If you are happy with the translation, you can now set the State to Translated. Now select Save.
Go ahead and close the Multilingual editor. Now, do a build and open Resources.resw from our Spanish folder. It should now look like this …
Nice! Now you are an expert translator right? Well, not really, but this will surely get you started.
Okay, now that we can translate our strings, let’s see them in action. First thing we will want to do is make sure that the Spanish language pack is installed on your machine. To do this, open Settings by hitting your Windows key and typing Settings. Select Settings from the result list.
Now search for region and select Region & language settings.
Once you have selected Region & language settings. If you don’t already have the Spanish language pack installed, you need to add our Spanish Language pack by selecting the Add a Language option.
The Add a language dialog will be displayed with a list of languages. To save time, in the search box, type Spanish. Select the Español option.
At this point, you will be selected to choose from a subset of Spanish dialects from various countries. Type u into the search box and then select the United States version of Spanish.
At this point, you should see the new Spanish pack in your list.
Okay, we are almost there. Now, we can finally test our application with the new language. Note, if you were to run the application now, you would still only see the English version of our strings. Whatever the language is set as default, will be displayed if we have a resource for it. So, in order to test he Spanish language pack, we simply select Español, then select Set as Default.
You should have noticed that the Spanish pack we chose now moved to the top of the list and has a message: “Will be display language after next sign-in.”
Since we don’t really need the whole Windows UI to change, we don’t need to sign-in. All we have to do is run our application.
Bueno, si? There you have it.
(NOTE: Don’t forget to change your default language back to English or you will be surprised the next time you sign-in to Windows.)
What We Accomplished In Part 3 Of Building A Universal Windows Platform Application
So, to summarize what we accomplished in this blog post:
- Added the Multilingual App toolkit to the project, created new Spanish translations using the Microsoft Translation provider and tested out our application with another language.
- How we can change our language quickly to test the changes in our application without restarting Windows.
I know, the blog post got pretty long. However, having the ability to add new strings, get them translated and use them in code this early in the software development lifecycle is pretty nice.

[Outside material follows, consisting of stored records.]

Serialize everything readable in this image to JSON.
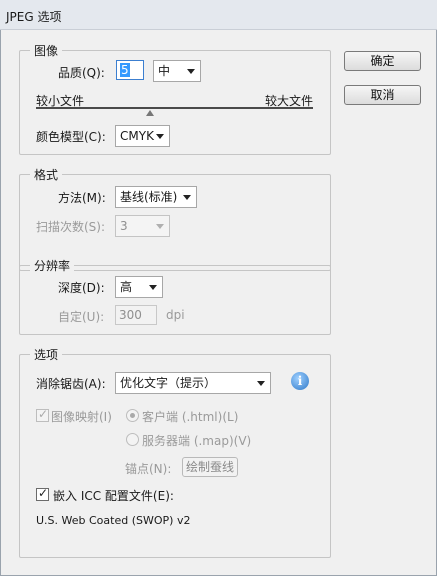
{
  "window": {
    "title": "JPEG 选项"
  },
  "buttons": {
    "ok": "确定",
    "cancel": "取消"
  },
  "image_options": {
    "legend": "图像",
    "quality_label": "品质(Q):",
    "quality_value": "5",
    "quality_level": "中",
    "smaller_file": "较小文件",
    "larger_file": "较大文件",
    "quality_slider_fraction": 0.41,
    "color_model_label": "颜色模型(C):",
    "color_model_value": "CMYK"
  },
  "format": {
    "legend": "格式",
    "method_label": "方法(M):",
    "method_value": "基线(标准)",
    "scans_label": "扫描次数(S):",
    "scans_value": "3"
  },
  "resolution": {
    "legend": "分辨率",
    "depth_label": "深度(D):",
    "depth_value": "高",
    "custom_label": "自定(U):",
    "custom_value": "300",
    "custom_unit": "dpi"
  },
  "options": {
    "legend": "选项",
    "antialias_label": "消除锯齿(A):",
    "antialias_value": "优化文字（提示）",
    "imagemap_label": "图像映射(I)",
    "client_side": "客户端 (.html)(L)",
    "server_side": "服务器端 (.map)(V)",
    "anchor_label": "锚点(N):",
    "draw_marquee": "绘制蚕线",
    "embed_icc_label": "嵌入 ICC 配置文件(E):",
    "icc_profile": "U.S. Web Coated (SWOP) v2",
    "embed_icc_checked": true,
    "imagemap_checked": true
  }
}
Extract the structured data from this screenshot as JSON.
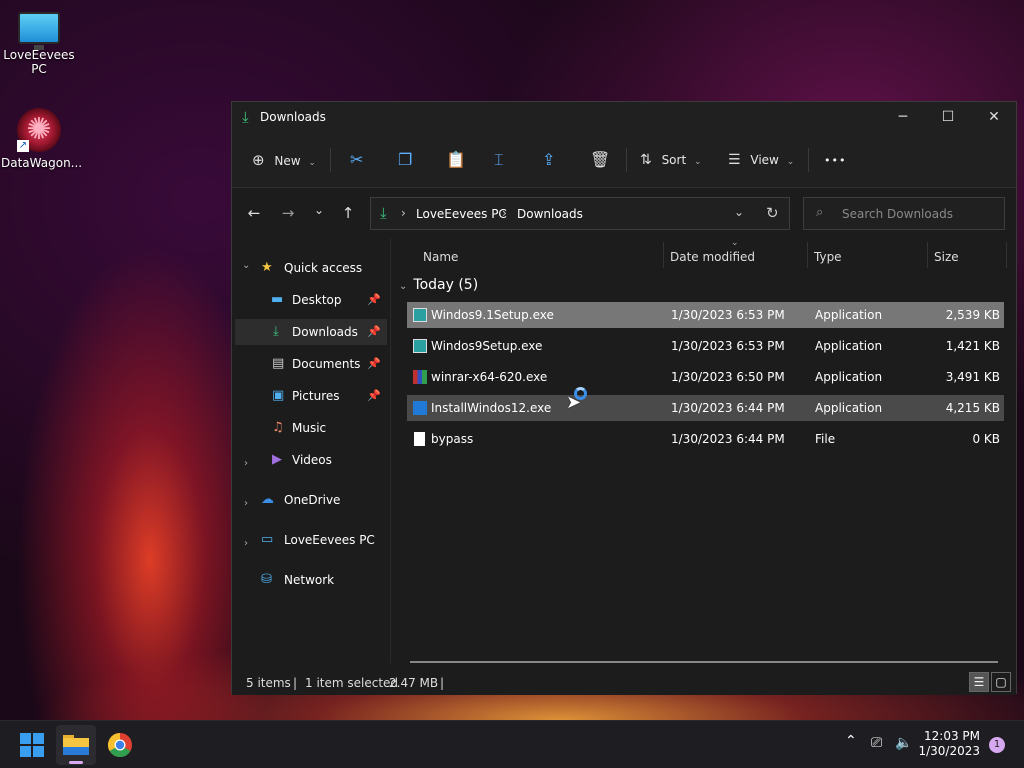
{
  "desktop": {
    "icons": [
      {
        "label": "LoveEevees PC",
        "icon": "computer-icon"
      },
      {
        "label": "DataWagon...",
        "icon": "datawagon-icon"
      }
    ]
  },
  "window": {
    "title": "Downloads",
    "controls": {
      "minimize": "─",
      "maximize": "☐",
      "close": "✕"
    }
  },
  "toolbar": {
    "new_label": "New",
    "sort_label": "Sort",
    "view_label": "View",
    "more_label": "•••"
  },
  "navigation": {
    "back": "←",
    "forward": "→",
    "recent": "⌄",
    "up": "↑",
    "breadcrumb": [
      "LoveEevees PC",
      "Downloads"
    ],
    "refresh": "↻",
    "search_placeholder": "Search Downloads"
  },
  "sidebar": {
    "quick_access": "Quick access",
    "items": [
      {
        "label": "Desktop",
        "icon": "desktop-icon",
        "pinned": true
      },
      {
        "label": "Downloads",
        "icon": "download-icon",
        "pinned": true,
        "selected": true
      },
      {
        "label": "Documents",
        "icon": "documents-icon",
        "pinned": true
      },
      {
        "label": "Pictures",
        "icon": "pictures-icon",
        "pinned": true
      },
      {
        "label": "Music",
        "icon": "music-icon",
        "pinned": false
      },
      {
        "label": "Videos",
        "icon": "videos-icon",
        "pinned": false
      }
    ],
    "onedrive": "OneDrive",
    "this_pc": "LoveEevees PC",
    "network": "Network"
  },
  "file_list": {
    "columns": [
      "Name",
      "Date modified",
      "Type",
      "Size"
    ],
    "group": "Today (5)",
    "rows": [
      {
        "name": "Windos9.1Setup.exe",
        "date": "1/30/2023 6:53 PM",
        "type": "Application",
        "size": "2,539 KB",
        "state": "selected"
      },
      {
        "name": "Windos9Setup.exe",
        "date": "1/30/2023 6:53 PM",
        "type": "Application",
        "size": "1,421 KB",
        "state": "normal"
      },
      {
        "name": "winrar-x64-620.exe",
        "date": "1/30/2023 6:50 PM",
        "type": "Application",
        "size": "3,491 KB",
        "state": "normal"
      },
      {
        "name": "InstallWindos12.exe",
        "date": "1/30/2023 6:44 PM",
        "type": "Application",
        "size": "4,215 KB",
        "state": "hover"
      },
      {
        "name": "bypass",
        "date": "1/30/2023 6:44 PM",
        "type": "File",
        "size": "0 KB",
        "state": "normal"
      }
    ]
  },
  "status": {
    "items": "5 items",
    "selected": "1 item selected",
    "size": "2.47 MB"
  },
  "taskbar": {
    "time": "12:03 PM",
    "date": "1/30/2023",
    "notifications": "1",
    "colors": {
      "accent": "#3a8ee8",
      "downloads_green": "#3cc47c"
    }
  }
}
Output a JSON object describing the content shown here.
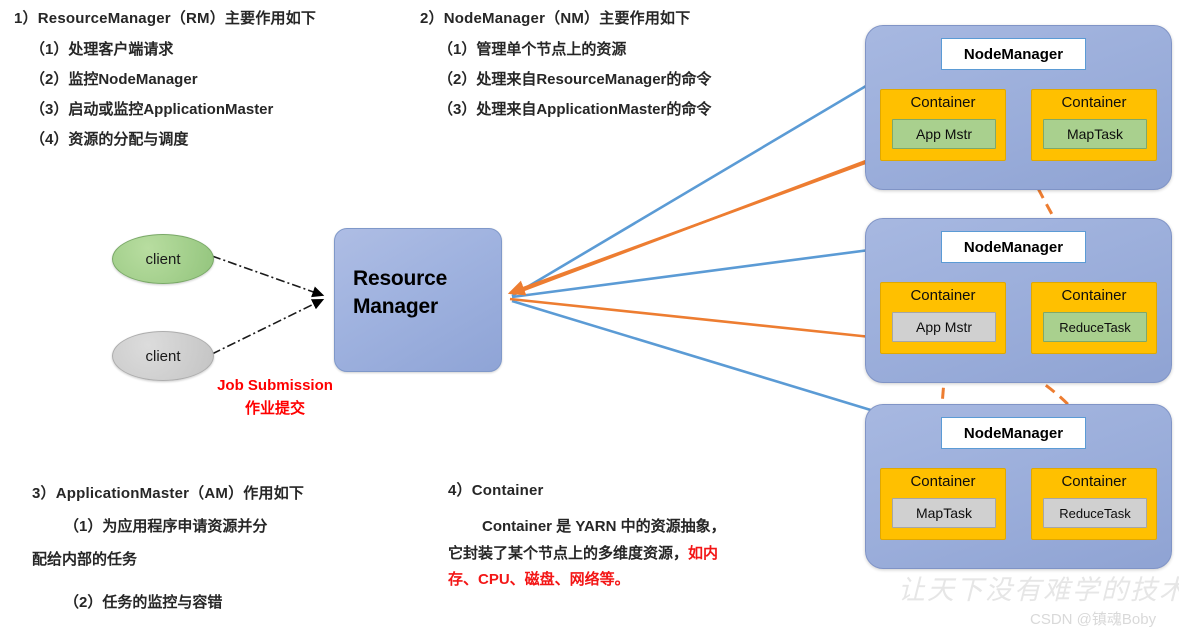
{
  "colors": {
    "panel_blue": "#9aadda",
    "container_orange": "#ffc000",
    "task_green": "#a9d08e",
    "task_gray": "#d0d0d0",
    "arrow_blue": "#5b9bd5",
    "arrow_orange": "#ed7d31",
    "red_text": "#ff0000"
  },
  "sections": {
    "rm": {
      "heading": "1）ResourceManager（RM）主要作用如下",
      "items": [
        "（1）处理客户端请求",
        "（2）监控NodeManager",
        "（3）启动或监控ApplicationMaster",
        "（4）资源的分配与调度"
      ]
    },
    "nm": {
      "heading": "2）NodeManager（NM）主要作用如下",
      "items": [
        "（1）管理单个节点上的资源",
        "（2）处理来自ResourceManager的命令",
        "（3）处理来自ApplicationMaster的命令"
      ]
    },
    "am": {
      "heading": "3）ApplicationMaster（AM）作用如下",
      "item1_line1": "（1）为应用程序申请资源并分",
      "item1_line2": "配给内部的任务",
      "item2": "（2）任务的监控与容错"
    },
    "container": {
      "heading": "4）Container",
      "para_plain": "Container 是 YARN 中的资源抽象，它封装了某个节点上的多维度资源，",
      "para_red": "如内存、CPU、磁盘、网络等。"
    }
  },
  "diagram": {
    "resource_manager": {
      "line1": "Resource",
      "line2": "Manager"
    },
    "clients": [
      {
        "label": "client",
        "color": "green"
      },
      {
        "label": "client",
        "color": "gray"
      }
    ],
    "job_submission": {
      "en": "Job Submission",
      "zh": "作业提交"
    },
    "node_managers": [
      {
        "title": "NodeManager",
        "containers": [
          {
            "title": "Container",
            "task": "App Mstr",
            "task_style": "green"
          },
          {
            "title": "Container",
            "task": "MapTask",
            "task_style": "green"
          }
        ]
      },
      {
        "title": "NodeManager",
        "containers": [
          {
            "title": "Container",
            "task": "App Mstr",
            "task_style": "gray"
          },
          {
            "title": "Container",
            "task": "ReduceTask",
            "task_style": "green"
          }
        ]
      },
      {
        "title": "NodeManager",
        "containers": [
          {
            "title": "Container",
            "task": "MapTask",
            "task_style": "gray"
          },
          {
            "title": "Container",
            "task": "ReduceTask",
            "task_style": "gray"
          }
        ]
      }
    ]
  },
  "watermark": {
    "slogan": "让天下没有难学的技术",
    "credit": "CSDN @镇魂Boby"
  }
}
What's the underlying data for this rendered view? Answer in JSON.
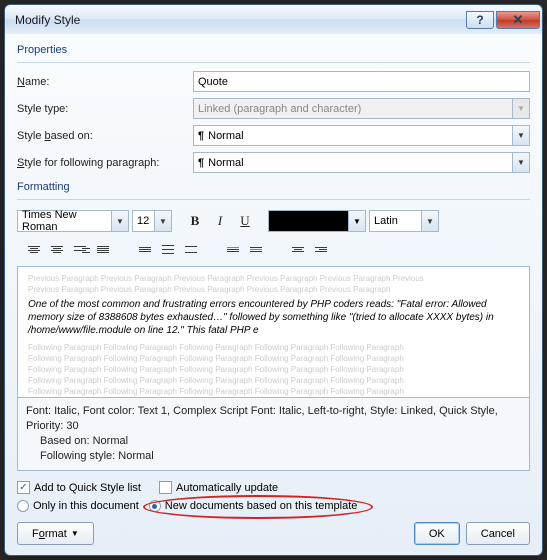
{
  "title": "Modify Style",
  "groups": {
    "properties": "Properties",
    "formatting": "Formatting"
  },
  "props": {
    "name_label": "Name:",
    "name_value": "Quote",
    "type_label": "Style type:",
    "type_value": "Linked (paragraph and character)",
    "based_label": "Style based on:",
    "based_value": "Normal",
    "following_label": "Style for following paragraph:",
    "following_value": "Normal"
  },
  "format": {
    "font": "Times New Roman",
    "size": "12",
    "script": "Latin"
  },
  "preview": {
    "ghost_prev": "Previous Paragraph Previous Paragraph Previous Paragraph Previous Paragraph Previous Paragraph Previous",
    "ghost_prev2": "Previous Paragraph Previous Paragraph Previous Paragraph Previous Paragraph Previous Paragraph",
    "sample": "One of the most common and frustrating errors encountered by PHP coders reads: \"Fatal error: Allowed memory size of 8388608 bytes exhausted…\" followed by something like \"(tried to allocate XXXX bytes) in /home/www/file.module on line 12.\" This fatal PHP e",
    "ghost_follow": "Following Paragraph Following Paragraph Following Paragraph Following Paragraph Following Paragraph"
  },
  "summary": {
    "line1": "Font: Italic, Font color: Text 1, Complex Script Font: Italic, Left-to-right, Style: Linked, Quick Style,",
    "line2": "Priority: 30",
    "line3": "Based on: Normal",
    "line4": "Following style: Normal"
  },
  "options": {
    "quicklist": "Add to Quick Style list",
    "autoupdate": "Automatically update",
    "onlydoc": "Only in this document",
    "newdocs": "New documents based on this template"
  },
  "buttons": {
    "format": "Format",
    "ok": "OK",
    "cancel": "Cancel"
  }
}
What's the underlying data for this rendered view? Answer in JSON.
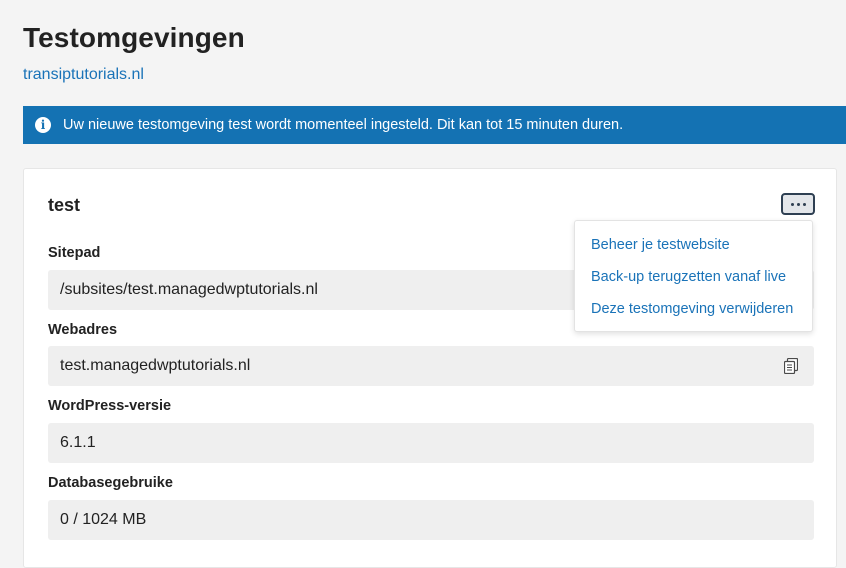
{
  "header": {
    "title": "Testomgevingen",
    "domain": "transiptutorials.nl"
  },
  "notice": {
    "icon": "info-icon",
    "text": "Uw nieuwe testomgeving test wordt momenteel ingesteld. Dit kan tot 15 minuten duren.",
    "color": "#1472b3"
  },
  "card": {
    "title": "test",
    "more_icon": "more-horizontal-icon",
    "fields": [
      {
        "label": "Sitepad",
        "value": "/subsites/test.managedwptutorials.nl"
      },
      {
        "label": "Webadres",
        "value": "test.managedwptutorials.nl",
        "action_icon": "copy-icon"
      },
      {
        "label": "WordPress-versie",
        "value": "6.1.1"
      },
      {
        "label": "Databasegebruike",
        "value": "0 / 1024 MB"
      }
    ]
  },
  "menu": {
    "items": [
      "Beheer je testwebsite",
      "Back-up terugzetten vanaf live",
      "Deze testomgeving verwijderen"
    ],
    "link_color": "#1a73b8"
  }
}
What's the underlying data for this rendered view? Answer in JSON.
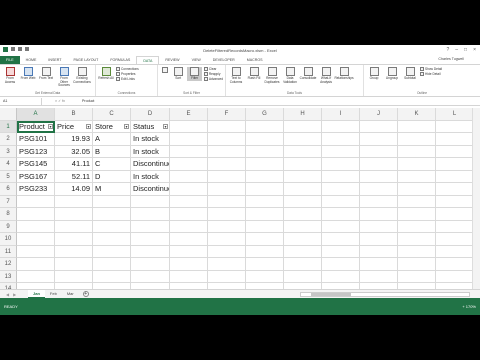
{
  "window": {
    "title": "DeleteFilteredRecordsMacro.xlsm - Excel"
  },
  "tabs": [
    "FILE",
    "HOME",
    "INSERT",
    "PAGE LAYOUT",
    "FORMULAS",
    "DATA",
    "REVIEW",
    "VIEW",
    "DEVELOPER",
    "MACROS"
  ],
  "active_tab": "DATA",
  "user": "Charles Tugwell",
  "ribbon": {
    "external": {
      "label": "Get External Data",
      "b1": "From Access",
      "b2": "From Web",
      "b3": "From Text",
      "b4": "From Other Sources",
      "b5": "Existing Connections"
    },
    "connections": {
      "label": "Connections",
      "refresh": "Refresh All",
      "s1": "Connections",
      "s2": "Properties",
      "s3": "Edit Links"
    },
    "sort": {
      "label": "Sort & Filter",
      "sort": "Sort",
      "filter": "Filter",
      "s1": "Clear",
      "s2": "Reapply",
      "s3": "Advanced"
    },
    "tools": {
      "label": "Data Tools",
      "b1": "Text to Columns",
      "b2": "Flash Fill",
      "b3": "Remove Duplicates",
      "b4": "Data Validation",
      "b5": "Consolidate",
      "b6": "What-If Analysis",
      "b7": "Relationships"
    },
    "outline": {
      "label": "Outline",
      "b1": "Group",
      "b2": "Ungroup",
      "b3": "Subtotal",
      "s1": "Show Detail",
      "s2": "Hide Detail"
    }
  },
  "formula_bar": {
    "name_box": "A1",
    "fx": "× ✓ fx",
    "value": "Product"
  },
  "columns": [
    "A",
    "B",
    "C",
    "D",
    "E",
    "F",
    "G",
    "H",
    "I",
    "J",
    "K",
    "L"
  ],
  "rows": [
    "1",
    "2",
    "3",
    "4",
    "5",
    "6",
    "7",
    "8",
    "9",
    "10",
    "11",
    "12",
    "13",
    "14"
  ],
  "header": [
    "Product",
    "Price",
    "Store",
    "Status"
  ],
  "data": [
    [
      "PSG101",
      "19.93",
      "A",
      "In stock"
    ],
    [
      "PSG123",
      "32.05",
      "B",
      "In stock"
    ],
    [
      "PSG145",
      "41.11",
      "C",
      "Discontinued"
    ],
    [
      "PSG167",
      "52.11",
      "D",
      "In stock"
    ],
    [
      "PSG233",
      "14.09",
      "M",
      "Discontinued"
    ]
  ],
  "sheets": [
    "Jan",
    "Feb",
    "Mar"
  ],
  "active_sheet": "Jan",
  "status": {
    "left": "READY",
    "right": "+ 170%"
  }
}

In Part 4 of our Building a Universal Windows Platform Application series, I thought it might be a good idea to implement a logging service so that we can log issues to a local file. This can be very useful when trying to analyze issues with the software.
I hope you enjoyed this post. If so, please share it with others.